Tennis: Champions Novak Djokovic, Aryna Sabalenka advance to Australian Open semi-finals

Novak Djokovic and Coco Gauff have both been made to toil for semi-final places at the Australian Open, but organisers have been spared a ridiculously late finish, as Aryna Sabalenka and Jannik Sinner roared through the night session.

Two epic battles in the afternoon meant defending women's champion Sabalenka did not walk onto Rod Laver Arena until well after 9pm, but the Belarusian made light of Czech Barbora Krejcikova, winning 6-2 6-3 to ease pressure on the schedule.

Fourth seed Sinner then beat fifth seed Andrey Rublev 6-4 7-6(5) 6-3 just before 1:30am to set up a mouthwatering clash with Djokovic and leave a shattered Rublev picking over a 10th defeat in 10 Grand Slam quarter-finals.

Novak Djokovic roars against Taylor Fritz.
Novak Djokovic roars against Taylor Fritz. Photo credit: Getty Images

Holder Djokovic was expected to breeze past Taylor Fritz, after coming into the contest with an 8-0 win-loss record over the 12th-seeded American, but he endured a stern test that lasted four hours to prevail 7-6(3) 4-6 6-2 6-3.

"This match was not an enjoyable match for me at all," said Djokovic. "Of course, I'm proud to overcome the kind of challenge and obstacles, and I'm pleased to win, but it wasn't enjoyable at all.

"It was really... a lot of suffering in every aspect. You have days like that, where you just have to accept it, face the circumstances and try to make the most out of it."

Fritz - at 26, a decade younger than his opponent - made the Serb sweat in a tight first set that the American dropped in a tiebreak, before drawing level in the contest on a steamy day, when both players looked physically drained at times.

"I played a really high level for the first two sets and they were physically tough," said Fritz. "It was like two-and-a-half hours by the time we finished the two sets.

"I need to get to the point where I can do that for five hours."

Djokovic has had some tough moments on his way to reaching his 48th Grand Slam, but is now two wins away from a record-extending 11th Melbourne Park title and 25th Grand Slam to eclipse the record he shares with Margaret Court.

Invariably, he finds a solution and Gauff was forced to do the same against Ukraine's Marta Kostyuk, admitting she had to win "ugly", as she triumphed 7-6(6) 6-7(3) 6-2 in a scrappy match lasting a little over three hours. 

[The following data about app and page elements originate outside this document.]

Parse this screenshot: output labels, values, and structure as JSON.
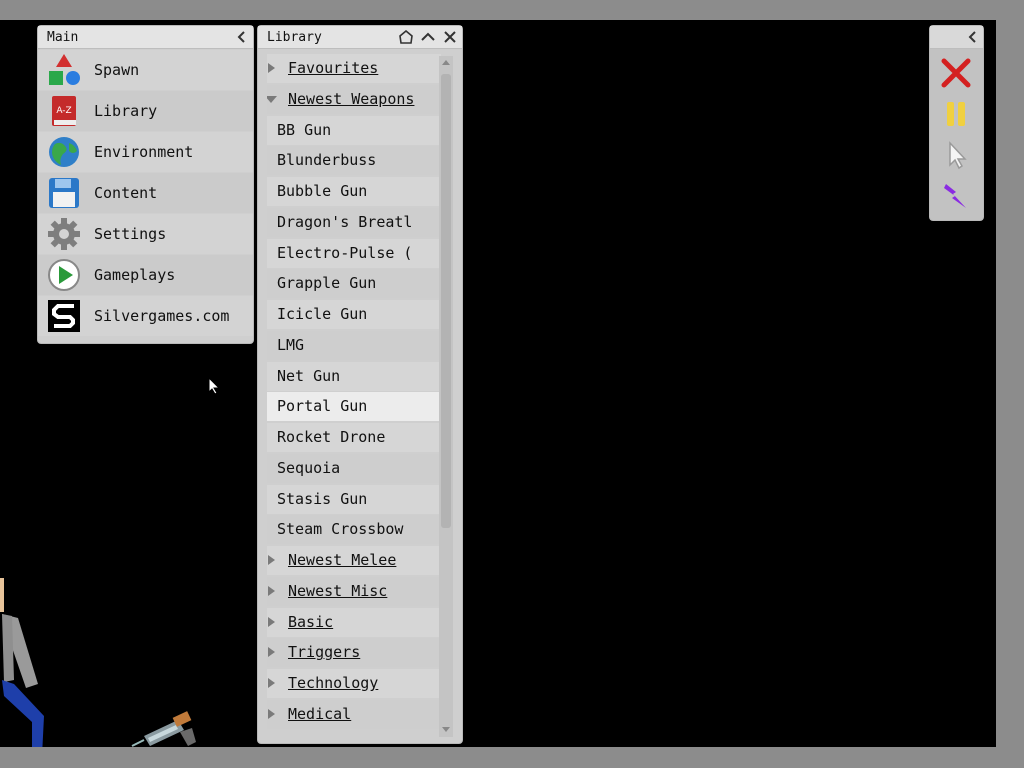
{
  "main_panel": {
    "title": "Main",
    "items": [
      {
        "label": "Spawn",
        "icon": "spawn-shapes-icon"
      },
      {
        "label": "Library",
        "icon": "library-book-icon"
      },
      {
        "label": "Environment",
        "icon": "globe-icon"
      },
      {
        "label": "Content",
        "icon": "floppy-disk-icon"
      },
      {
        "label": "Settings",
        "icon": "gear-icon"
      },
      {
        "label": "Gameplays",
        "icon": "play-icon"
      },
      {
        "label": "Silvergames.com",
        "icon": "silvergames-logo-icon"
      }
    ]
  },
  "library_panel": {
    "title": "Library",
    "rows": [
      {
        "type": "category",
        "label": "Favourites",
        "expanded": false
      },
      {
        "type": "category",
        "label": "Newest Weapons",
        "expanded": true
      },
      {
        "type": "item",
        "label": "BB Gun"
      },
      {
        "type": "item",
        "label": "Blunderbuss"
      },
      {
        "type": "item",
        "label": "Bubble Gun"
      },
      {
        "type": "item",
        "label": "Dragon's Breatl"
      },
      {
        "type": "item",
        "label": "Electro-Pulse ("
      },
      {
        "type": "item",
        "label": "Grapple Gun"
      },
      {
        "type": "item",
        "label": "Icicle Gun"
      },
      {
        "type": "item",
        "label": "LMG"
      },
      {
        "type": "item",
        "label": "Net Gun"
      },
      {
        "type": "item",
        "label": "Portal Gun",
        "selected": true
      },
      {
        "type": "item",
        "label": "Rocket Drone"
      },
      {
        "type": "item",
        "label": "Sequoia"
      },
      {
        "type": "item",
        "label": "Stasis Gun"
      },
      {
        "type": "item",
        "label": "Steam Crossbow"
      },
      {
        "type": "category",
        "label": "Newest Melee",
        "expanded": false
      },
      {
        "type": "category",
        "label": "Newest Misc",
        "expanded": false
      },
      {
        "type": "category",
        "label": "Basic",
        "expanded": false
      },
      {
        "type": "category",
        "label": "Triggers",
        "expanded": false
      },
      {
        "type": "category",
        "label": "Technology",
        "expanded": false
      },
      {
        "type": "category",
        "label": "Medical",
        "expanded": false
      }
    ]
  },
  "toolbar": {
    "tools": [
      {
        "name": "delete-tool-icon",
        "color": "#d42020"
      },
      {
        "name": "pause-icon",
        "color": "#f0d040"
      },
      {
        "name": "pointer-tool-icon",
        "color": "#f2f2f2"
      },
      {
        "name": "lightning-tool-icon",
        "color": "#8a2be2"
      }
    ]
  },
  "colors": {
    "viewport": "#000000",
    "frame": "#8c8c8c",
    "panel": "#cfcfcf",
    "selected_row": "#ececec"
  }
}
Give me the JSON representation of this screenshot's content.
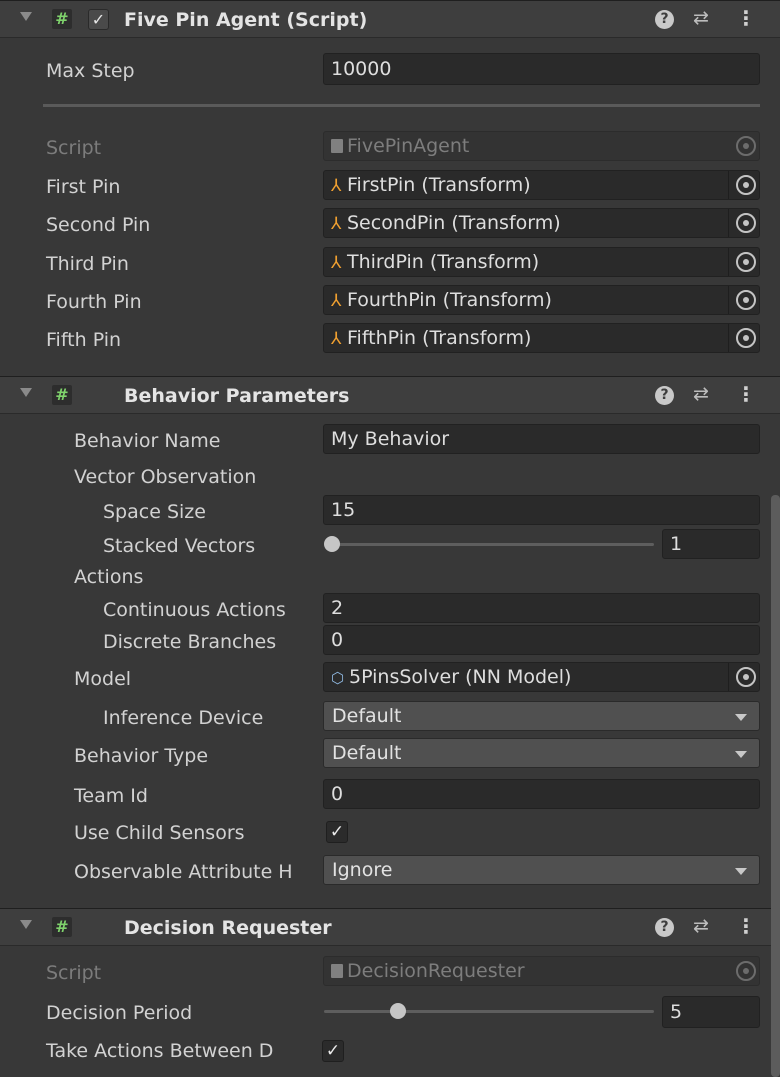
{
  "five_pin_agent": {
    "title": "Five Pin Agent (Script)",
    "enabled_check": "✓",
    "max_step_label": "Max Step",
    "max_step_value": "10000",
    "script_label": "Script",
    "script_value": "FivePinAgent",
    "pins": [
      {
        "label": "First Pin",
        "value": "FirstPin (Transform)"
      },
      {
        "label": "Second Pin",
        "value": "SecondPin (Transform)"
      },
      {
        "label": "Third Pin",
        "value": "ThirdPin (Transform)"
      },
      {
        "label": "Fourth Pin",
        "value": "FourthPin (Transform)"
      },
      {
        "label": "Fifth Pin",
        "value": "FifthPin (Transform)"
      }
    ]
  },
  "behavior_parameters": {
    "title": "Behavior Parameters",
    "behavior_name_label": "Behavior Name",
    "behavior_name_value": "My Behavior",
    "vector_observation_label": "Vector Observation",
    "space_size_label": "Space Size",
    "space_size_value": "15",
    "stacked_vectors_label": "Stacked Vectors",
    "stacked_vectors_value": "1",
    "actions_label": "Actions",
    "continuous_actions_label": "Continuous Actions",
    "continuous_actions_value": "2",
    "discrete_branches_label": "Discrete Branches",
    "discrete_branches_value": "0",
    "model_label": "Model",
    "model_value": "5PinsSolver (NN Model)",
    "inference_device_label": "Inference Device",
    "inference_device_value": "Default",
    "behavior_type_label": "Behavior Type",
    "behavior_type_value": "Default",
    "team_id_label": "Team Id",
    "team_id_value": "0",
    "use_child_sensors_label": "Use Child Sensors",
    "use_child_sensors_check": "✓",
    "observable_attribute_label": "Observable Attribute H",
    "observable_attribute_value": "Ignore"
  },
  "decision_requester": {
    "title": "Decision Requester",
    "script_label": "Script",
    "script_value": "DecisionRequester",
    "decision_period_label": "Decision Period",
    "decision_period_value": "5",
    "take_actions_label": "Take Actions Between D",
    "take_actions_check": "✓"
  },
  "icons": {
    "script": "#",
    "help": "?",
    "preset": "⇄",
    "menu": "⋮",
    "transform": "⅄",
    "model": "⬡"
  }
}
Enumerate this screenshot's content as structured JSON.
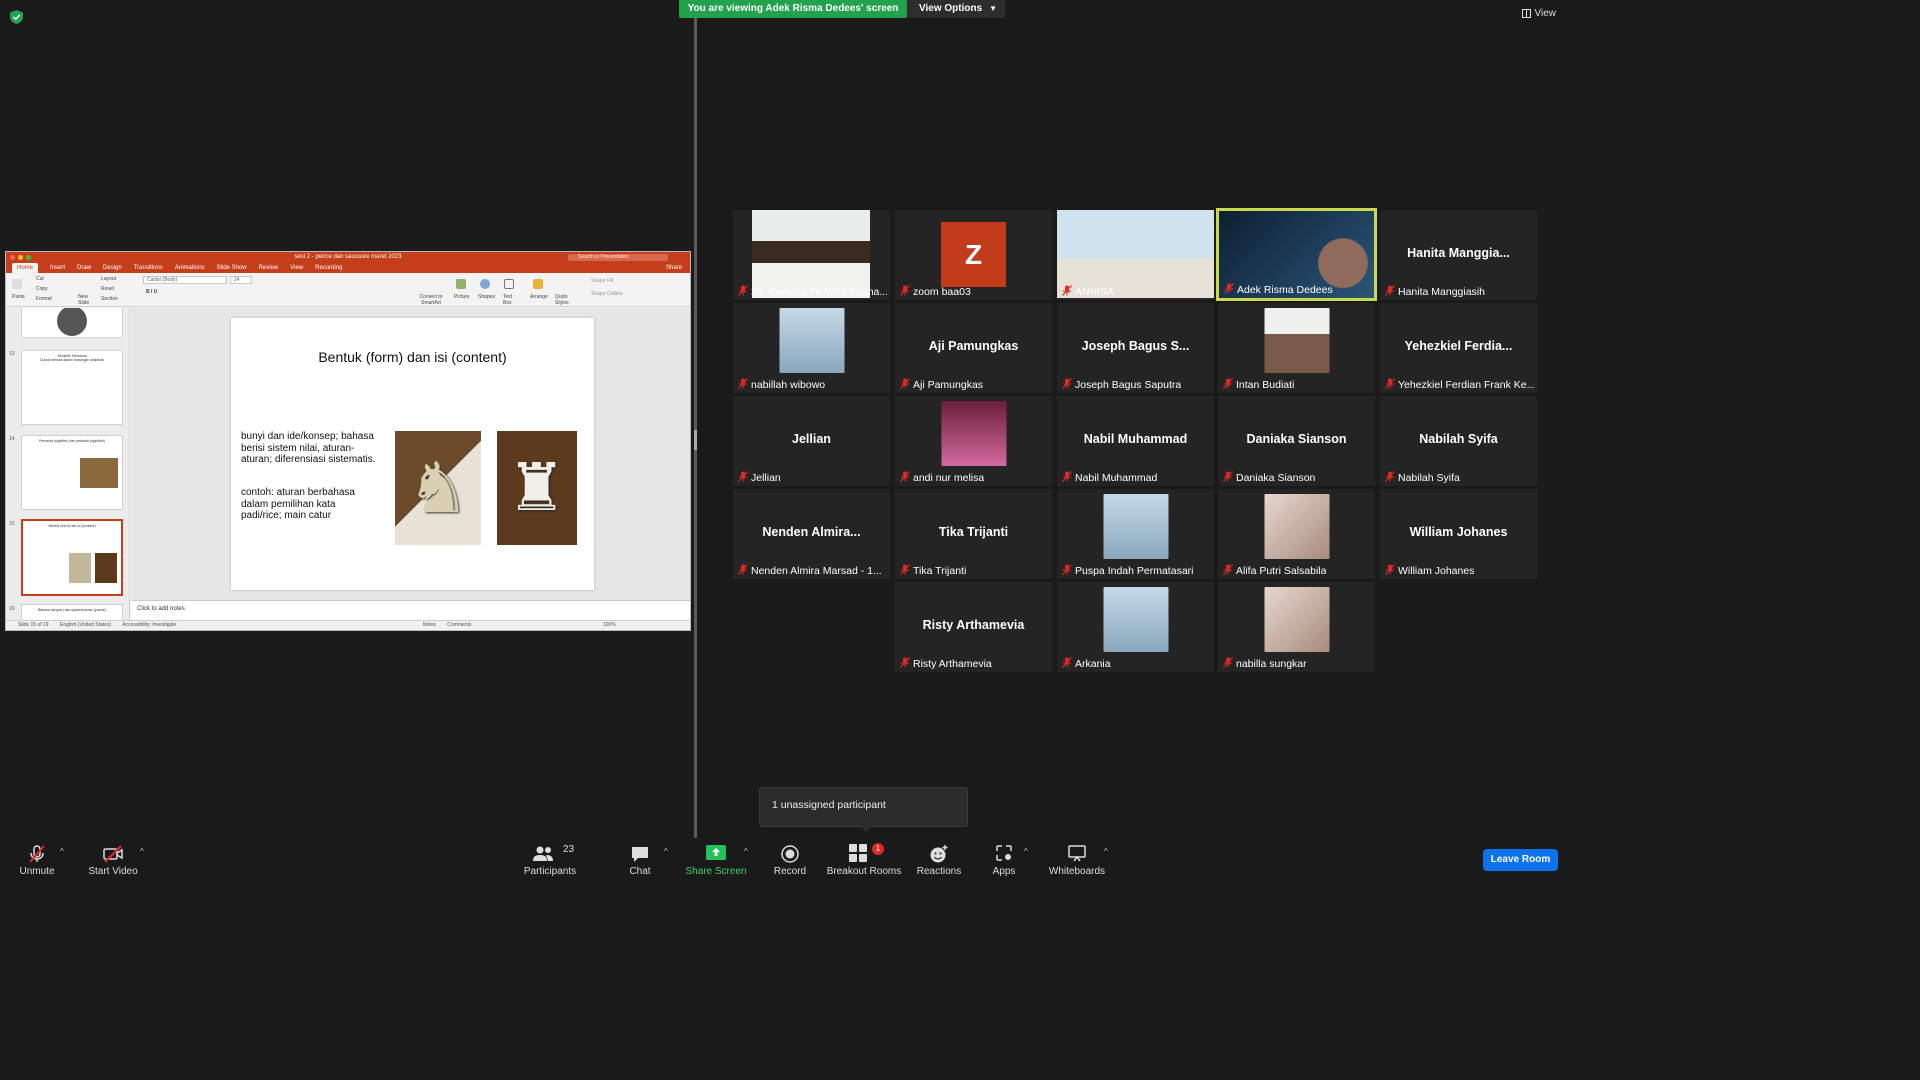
{
  "top": {
    "banner": "You are viewing Adek Risma Dedees' screen",
    "view_options": "View Options",
    "view": "View"
  },
  "ppt": {
    "title": "sesi 2 - peirce dan saussure maret 2023",
    "search_placeholder": "Search in Presentation",
    "tabs": [
      "Home",
      "Insert",
      "Draw",
      "Design",
      "Transitions",
      "Animations",
      "Slide Show",
      "Review",
      "View",
      "Recording"
    ],
    "share": "Share",
    "ribbon": {
      "cut": "Cut",
      "copy": "Copy",
      "format": "Format",
      "paste": "Paste",
      "new_slide": "New Slide",
      "layout": "Layout",
      "reset": "Reset",
      "section": "Section",
      "font": "Calibri (Body)",
      "size": "24",
      "convert": "Convert to SmartArt",
      "picture": "Picture",
      "shapes": "Shapes",
      "text_box": "Text Box",
      "arrange": "Arrange",
      "quick_styles": "Quick Styles",
      "shape_fill": "Shape Fill",
      "shape_outline": "Shape Outline"
    },
    "thumbs": [
      {
        "num": "13",
        "title": "Semiotik Struktural",
        "sub": "Dunda berada dalam hubungan dwipihak"
      },
      {
        "num": "14",
        "title": "Penanda (signifier) dan petanda (signified)"
      },
      {
        "num": "15",
        "title": "Bentuk (form) dan isi (content)"
      },
      {
        "num": "16",
        "title": "Bahasa (langue) dan ujaran/tuturan (parole)"
      }
    ],
    "slide": {
      "title": "Bentuk (form) dan isi (content)",
      "p1": "bunyi dan ide/konsep; bahasa berisi sistem nilai, aturan-aturan; diferensiasi sistematis.",
      "p2": "contoh: aturan berbahasa dalam pemilihan kata padi/rice; main catur"
    },
    "notes": "Click to add notes",
    "status": {
      "slide": "Slide 15 of 19",
      "lang": "English (United States)",
      "access": "Accessibility: Investigate",
      "notes": "Notes",
      "comments": "Comments",
      "zoom": "106%"
    }
  },
  "participants": [
    {
      "name": "20. Karisma Tri Wira Buana...",
      "big": "",
      "kind": "video"
    },
    {
      "name": "zoom baa03",
      "big": "",
      "kind": "avatar",
      "letter": "Z"
    },
    {
      "name": "ANNISA",
      "big": "",
      "kind": "video"
    },
    {
      "name": "Adek Risma Dedees",
      "big": "",
      "kind": "video",
      "active": true
    },
    {
      "name": "Hanita Manggiasih",
      "big": "Hanita Manggia...",
      "kind": "name"
    },
    {
      "name": "nabillah wibowo",
      "big": "",
      "kind": "photo"
    },
    {
      "name": "Aji Pamungkas",
      "big": "Aji Pamungkas",
      "kind": "name"
    },
    {
      "name": "Joseph Bagus Saputra",
      "big": "Joseph Bagus S...",
      "kind": "name"
    },
    {
      "name": "Intan Budiati",
      "big": "",
      "kind": "photo"
    },
    {
      "name": "Yehezkiel Ferdian Frank Ke...",
      "big": "Yehezkiel Ferdia...",
      "kind": "name"
    },
    {
      "name": "Jellian",
      "big": "Jellian",
      "kind": "name"
    },
    {
      "name": "andi nur melisa",
      "big": "",
      "kind": "photo"
    },
    {
      "name": "Nabil Muhammad",
      "big": "Nabil Muhammad",
      "kind": "name"
    },
    {
      "name": "Daniaka Sianson",
      "big": "Daniaka Sianson",
      "kind": "name"
    },
    {
      "name": "Nabilah Syifa",
      "big": "Nabilah Syifa",
      "kind": "name"
    },
    {
      "name": "Nenden Almira Marsad - 1...",
      "big": "Nenden Almira...",
      "kind": "name"
    },
    {
      "name": "Tika Trijanti",
      "big": "Tika Trijanti",
      "kind": "name"
    },
    {
      "name": "Puspa Indah Permatasari",
      "big": "",
      "kind": "photo"
    },
    {
      "name": "Alifa Putri Salsabila",
      "big": "",
      "kind": "photo"
    },
    {
      "name": "William Johanes",
      "big": "William Johanes",
      "kind": "name"
    },
    {
      "name": "Risty Arthamevia",
      "big": "Risty Arthamevia",
      "kind": "name"
    },
    {
      "name": "Arkania",
      "big": "",
      "kind": "photo"
    },
    {
      "name": "nabilla sungkar",
      "big": "",
      "kind": "photo"
    }
  ],
  "popup": "1 unassigned participant",
  "toolbar": {
    "unmute": "Unmute",
    "start_video": "Start Video",
    "participants": "Participants",
    "participants_count": "23",
    "chat": "Chat",
    "share_screen": "Share Screen",
    "record": "Record",
    "breakout": "Breakout Rooms",
    "breakout_badge": "1",
    "reactions": "Reactions",
    "apps": "Apps",
    "whiteboards": "Whiteboards",
    "leave": "Leave Room"
  },
  "colors": {
    "banner_green": "#23a24d",
    "ppt_red": "#c43e1c",
    "active_speaker": "#c9d94e",
    "leave_blue": "#0e72ed"
  }
}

"Yes, it was a fight," said US Open champion Gauff, who had to battle back from 5-1 down in the opening set. "I think today was definitely a 'C' game.

"Hopefully, I got the bad match out of the way."

She will certainly have to against reigning champion Sabalenka, who had far too much power for 2021 French Open champion Krejcikova in a match lasting only 71 minutes.

"I think it was a really great match today," said Sabalenka, who lost to Gauff in the US Open final. "I played really great tennis, and I really hope I can just keep playing that way or even better."

Aryna Sabalenka of Belarus and Barbora Krejcikova of the Czech Republic shake hands at the net.
Aryna Sabalenka of Belarus and Barbora Krejcikova of the Czech Republic shake hands at the net. Photo credit: Getty Images

With the day session taking so long, Sabalenka says she was asked whether she wanted to switch her semi-final to Margaret Court arena, rather than play it on Rod Laver.

"Yes, they asked our opinions, if we want to be moved, but Novak won that set 6-2 and it still was quite early, so we decided to wait for this match." 

She certainly made up for any lost time and Sinner also looked determined to avoid the sort of 4am finish that might have damaged his hopes of landing his first Grand Slam.

After cruising through the opening set in 38 minutes, he found himself under fire in the second, as Rublev upped the power and carved out a succession of break point chances - none of which he could convert.

Rublev's big chance came as he moved 5-1 ahead in the second-set tiebreak, but again, Sinner dug his way out of a hole and once he had reeled off six successive points to grab a two-set lead, he was never going to falter.

He now turns his focus to world No.1 Djokovic, whom he beat twice at the back end of last year.

"It's going to be tough, but the only thing I can control is that I'll fight 100 percent for every ball and see what happens," said Rublev, 22.